Nothing in the article depends in any way on the syntax of AppleScript, but look through the responses! Several people bring up AppleScript syntax, both as a positive and as a negative. Once the issue of syntax appears, the discussion pretty much stays there. It's a shame, because I think that Jalkut's point was an interesting one, and really does warrant some thought.

AppleScript Syntax: the Depressing Corollary

John Gruber at Daring Fireball links to William Cook's paper on the history of AppleScript. I've been meaning to write about the paper for a few weeks, based on a few recent blog posts relating to AppleScript. The history contains several facts that, in my opinion, are vital for understanding what AppleScript is today, and how we should approach it. In particular, there are some important points to be learned about AppleScript's syntax.

I first read the paper a couple of years ago, after learning about it from Lambda the Ultimate. William Cook is one of the original developers of AppleScript. He describes the development of the language for the third History of Programming Languages conference. The history of a programming language sound likely to be rather dull, but Cook's paper is far from dull. Cook sheds light on many aspects of AppleScript, making clear that the language is a mix of successes and failures. What also becomes clear is that the designers were willing to try genuinely new ideas, not all of which worked out due to practical considerations. As Cook writes,
AppleScript was developed by a small group with a short schedule, a tight budget and a big job. There was neither time nor money to fully research design choices.
It should not be surprising that some of those design choices were suboptimal or even failures.

AppleScript's natural language syntax was one of those failures. Cook writes
The experiment in designing a language that resembled natural languages (English and Japanese) was not successful. It was assume[d] that scripts should be presented in “natural language” so that average people could read and write them.… In the end the syntactic variations and flexibility did more to confuse programmers than to help them out. The main problem is that AppleScript only appears to be a natural language. In fact[, it] is an artificial language, like any other programming language.… It is easy to read AppleScript, but quite hard to write it.
(I've corrected a few typos that were in the copy of the paper I have, which was an early draft.) Besides making AppleScript accessible to average people, there were additional goals for the natural language syntax. None of them were successful.

In his conclusion, Cook writes
Many of the current problems in AppleScript can
be traced to the use of syntax based on natural language…
Sadly, many critics of AppleScript would have that be the whole story. It is not, and acting as if it were hinders understanding of real problems with AppleScript, some of which could be addressed without changing the syntax at all. In fact, I will assert that the biggest problem with AppleScript's syntax is that it prevents meaningful discussion of AppleScript!
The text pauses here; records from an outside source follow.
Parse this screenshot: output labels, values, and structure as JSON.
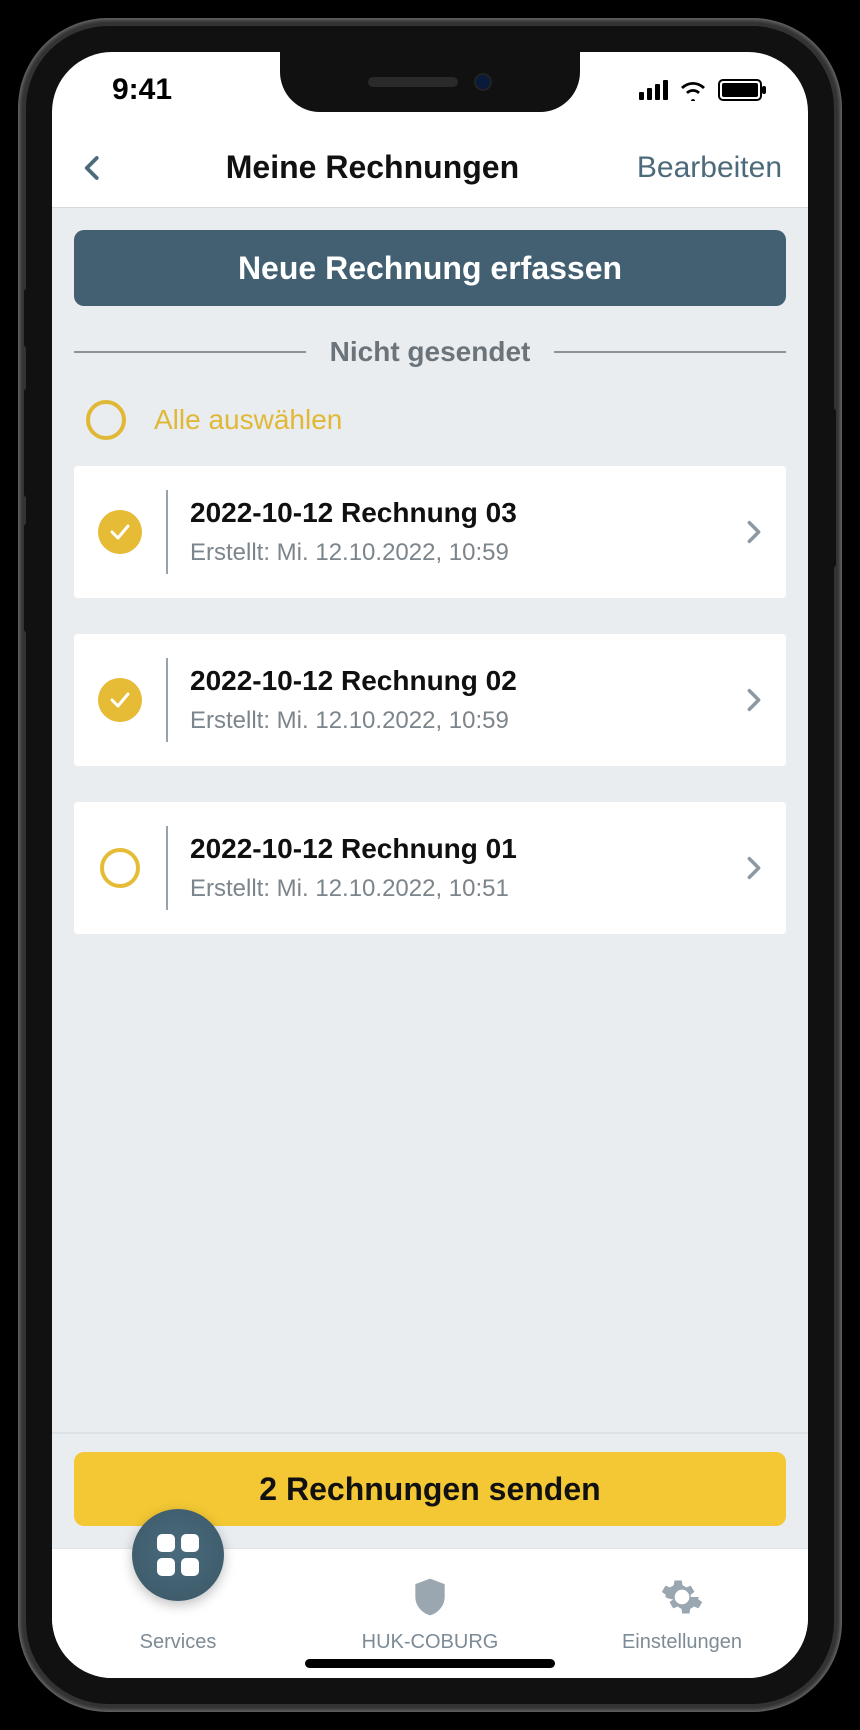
{
  "status": {
    "time": "9:41"
  },
  "nav": {
    "title": "Meine Rechnungen",
    "edit_label": "Bearbeiten"
  },
  "actions": {
    "new_invoice_label": "Neue Rechnung erfassen",
    "section_unsent_label": "Nicht gesendet",
    "select_all_label": "Alle auswählen",
    "send_label": "2 Rechnungen senden"
  },
  "invoices": [
    {
      "title": "2022-10-12 Rechnung 03",
      "subtitle": "Erstellt: Mi. 12.10.2022, 10:59",
      "selected": true
    },
    {
      "title": "2022-10-12 Rechnung 02",
      "subtitle": "Erstellt: Mi. 12.10.2022, 10:59",
      "selected": true
    },
    {
      "title": "2022-10-12 Rechnung 01",
      "subtitle": "Erstellt: Mi. 12.10.2022, 10:51",
      "selected": false
    }
  ],
  "tabs": {
    "services": "Services",
    "huk": "HUK-COBURG",
    "settings": "Einstellungen"
  },
  "colors": {
    "accent_teal": "#436072",
    "accent_yellow": "#e6bb36",
    "button_yellow": "#f3c834",
    "bg_grey": "#e9edf0",
    "text_muted": "#7c858b"
  }
}
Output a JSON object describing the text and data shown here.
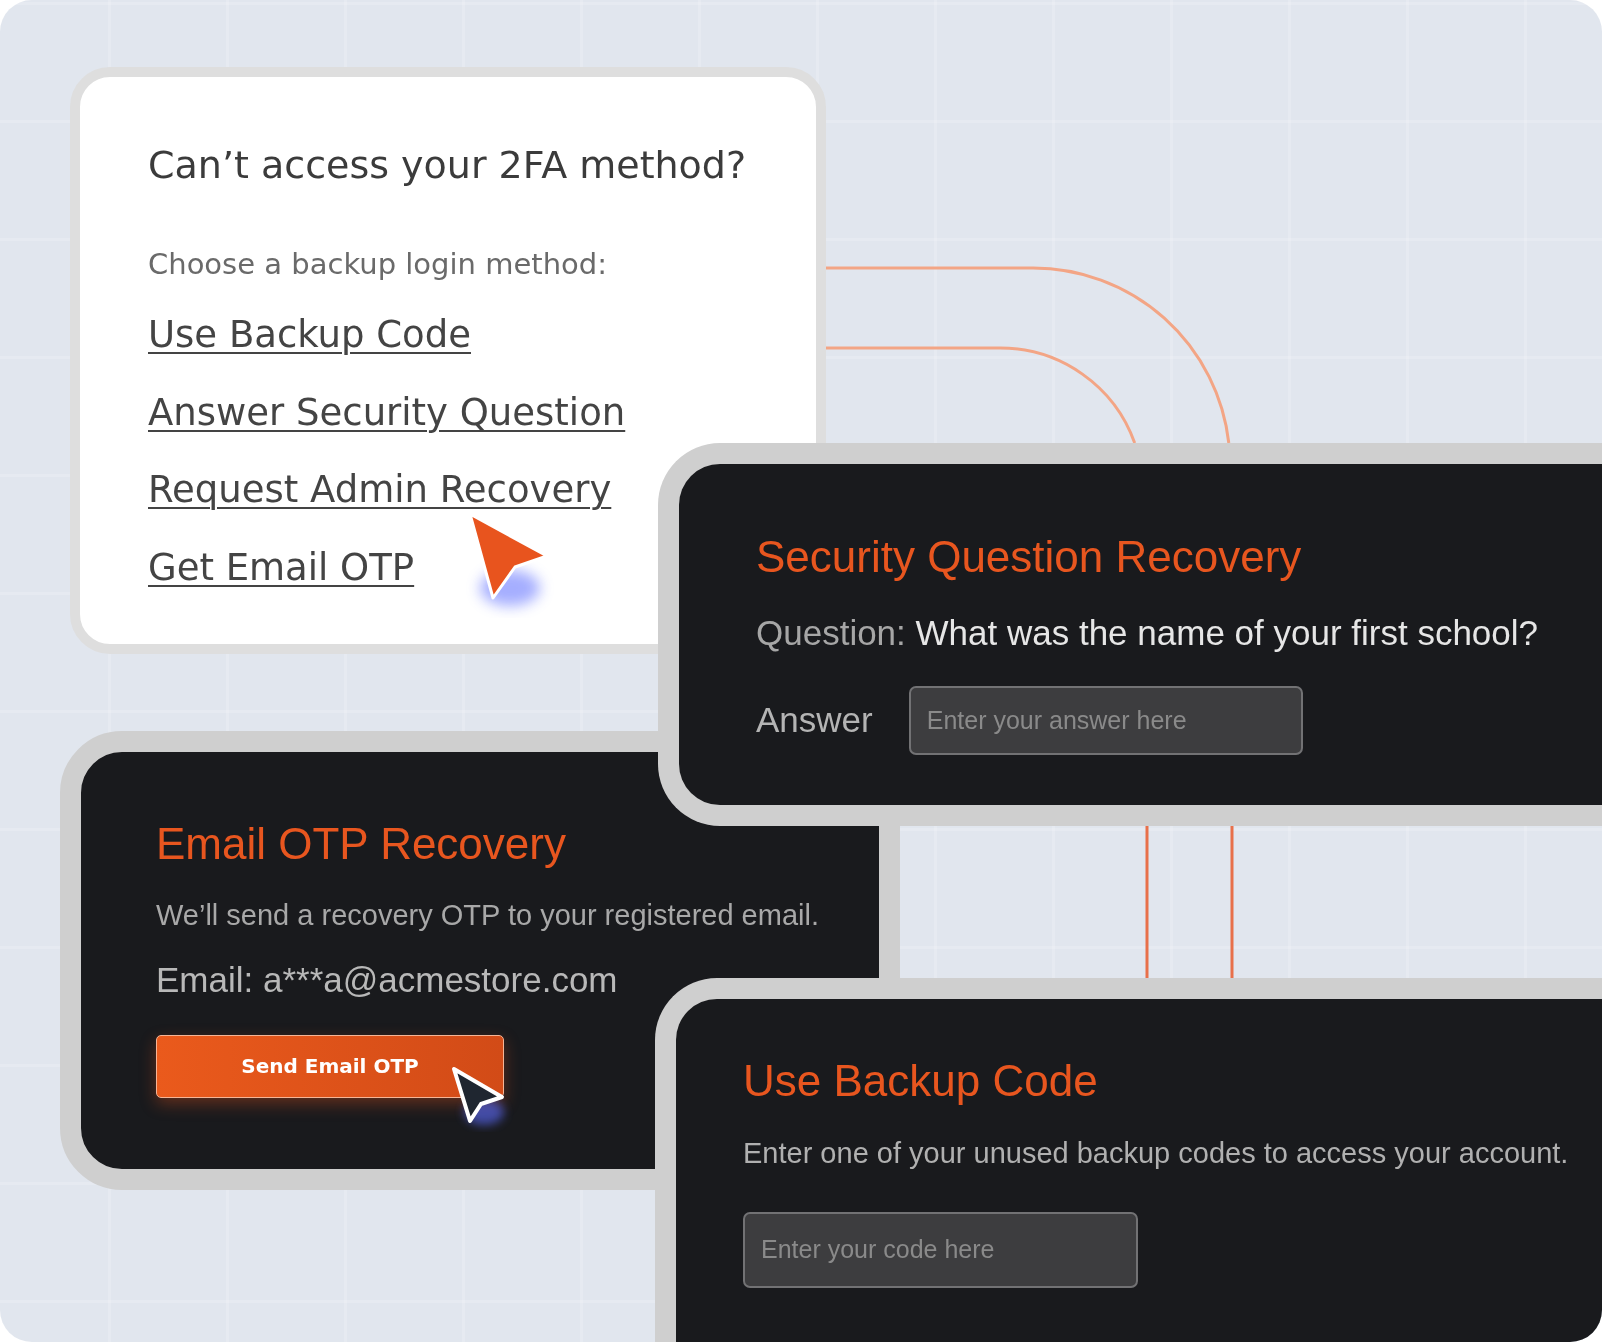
{
  "recovery_menu": {
    "title": "Can’t access your 2FA method?",
    "prompt": "Choose a backup login method:",
    "options": [
      "Use Backup Code",
      "Answer Security Question",
      "Request Admin Recovery",
      "Get Email OTP"
    ]
  },
  "security_question_card": {
    "title": "Security Question Recovery",
    "question_label": "Question:",
    "question": "What was the name of your first school?",
    "answer_label": "Answer",
    "answer_field": {
      "placeholder": "Enter your answer here"
    }
  },
  "email_otp_card": {
    "title": "Email OTP Recovery",
    "description": "We’ll send a recovery OTP to your registered email.",
    "email": "Email: a***a@acmestore.com",
    "button": "Send Email OTP"
  },
  "backup_code_card": {
    "title": "Use Backup Code",
    "description": "Enter one of your unused backup codes to access your account.",
    "code_field": {
      "placeholder": "Enter your code here"
    }
  }
}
I propose a variant of Godwin's law for AppleScript:
As an online discussion of AppleScript grows longer, the probability of the discussion devolving into a debate on the merits of AppleScript's syntax approaches one. At this point, nothing meaningful will be said, and the discussion is effectively over.
Too frequently, discussion of AppleScript actually begins on the topic of syntactic merits. This leads to the depressing corollary:
Most discussions of AppleScript consist only of a debate on the syntactic merits of the language. There is nothing to be learned from these discussions.
Or, more simply:
Most discussions of AppleScript contain nothing of value.
While harsh, I do feel these are an accurate description of most online (and, for that matter, offline) discussions of AppleScript that I've seen.